• THE PROBLEM:
Could you write out exactly the lines from the one that contains "Transcribe this image's" through the last line of the listing below, both included and nothing more?
###
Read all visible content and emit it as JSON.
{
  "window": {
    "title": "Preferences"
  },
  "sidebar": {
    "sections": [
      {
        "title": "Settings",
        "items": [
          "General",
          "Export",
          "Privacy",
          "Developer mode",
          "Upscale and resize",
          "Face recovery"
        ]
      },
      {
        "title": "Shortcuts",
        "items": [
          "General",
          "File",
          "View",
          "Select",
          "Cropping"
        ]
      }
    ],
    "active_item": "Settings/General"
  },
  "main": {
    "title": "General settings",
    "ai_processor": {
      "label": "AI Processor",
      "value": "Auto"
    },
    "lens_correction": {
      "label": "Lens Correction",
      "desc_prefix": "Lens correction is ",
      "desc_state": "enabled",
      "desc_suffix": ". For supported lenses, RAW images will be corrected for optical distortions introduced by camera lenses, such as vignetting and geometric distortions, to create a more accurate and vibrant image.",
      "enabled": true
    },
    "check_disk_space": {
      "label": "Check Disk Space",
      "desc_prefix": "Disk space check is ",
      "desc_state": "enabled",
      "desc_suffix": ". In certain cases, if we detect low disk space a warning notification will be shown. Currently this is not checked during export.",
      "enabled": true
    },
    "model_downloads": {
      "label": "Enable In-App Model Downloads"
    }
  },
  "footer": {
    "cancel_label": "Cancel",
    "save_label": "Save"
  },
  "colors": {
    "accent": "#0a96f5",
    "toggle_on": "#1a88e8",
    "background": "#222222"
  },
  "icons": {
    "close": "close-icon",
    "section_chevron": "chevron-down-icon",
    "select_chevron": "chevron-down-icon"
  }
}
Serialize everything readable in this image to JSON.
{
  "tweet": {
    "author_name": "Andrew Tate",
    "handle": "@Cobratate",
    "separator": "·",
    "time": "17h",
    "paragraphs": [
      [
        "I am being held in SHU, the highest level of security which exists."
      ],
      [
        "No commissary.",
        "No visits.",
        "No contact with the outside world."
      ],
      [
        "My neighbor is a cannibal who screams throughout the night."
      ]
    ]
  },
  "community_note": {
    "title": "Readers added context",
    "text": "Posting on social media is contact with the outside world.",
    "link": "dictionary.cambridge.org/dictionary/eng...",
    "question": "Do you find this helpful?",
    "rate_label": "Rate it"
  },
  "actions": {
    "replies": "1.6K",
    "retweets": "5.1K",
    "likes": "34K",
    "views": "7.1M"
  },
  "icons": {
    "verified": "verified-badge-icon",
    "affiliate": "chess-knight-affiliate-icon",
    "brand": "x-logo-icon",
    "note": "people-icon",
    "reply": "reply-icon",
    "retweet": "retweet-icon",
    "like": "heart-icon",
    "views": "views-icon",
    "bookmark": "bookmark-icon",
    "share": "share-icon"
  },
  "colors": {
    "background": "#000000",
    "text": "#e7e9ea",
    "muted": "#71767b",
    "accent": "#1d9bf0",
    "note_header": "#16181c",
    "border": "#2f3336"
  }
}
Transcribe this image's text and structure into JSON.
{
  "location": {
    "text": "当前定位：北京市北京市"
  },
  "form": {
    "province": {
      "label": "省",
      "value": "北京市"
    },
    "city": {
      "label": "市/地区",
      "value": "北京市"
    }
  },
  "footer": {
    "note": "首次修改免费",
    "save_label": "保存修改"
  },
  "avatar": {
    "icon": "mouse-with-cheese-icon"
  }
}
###
• WRITTEN RESPONSE:
Transcribe this image's text and structure into JSON.
{
  "location": {
    "text": "当前定位：北京市北京市"
  },
  "form": {
    "province": {
      "label": "省",
      "value": "北京市"
    },
    "city": {
      "label": "市/地区",
      "value": "北京市"
    }
  },
  "footer": {
    "note": "首次修改免费",
    "save_label": "保存修改"
  },
  "avatar": {
    "icon": "mouse-with-cheese-icon"
  }
}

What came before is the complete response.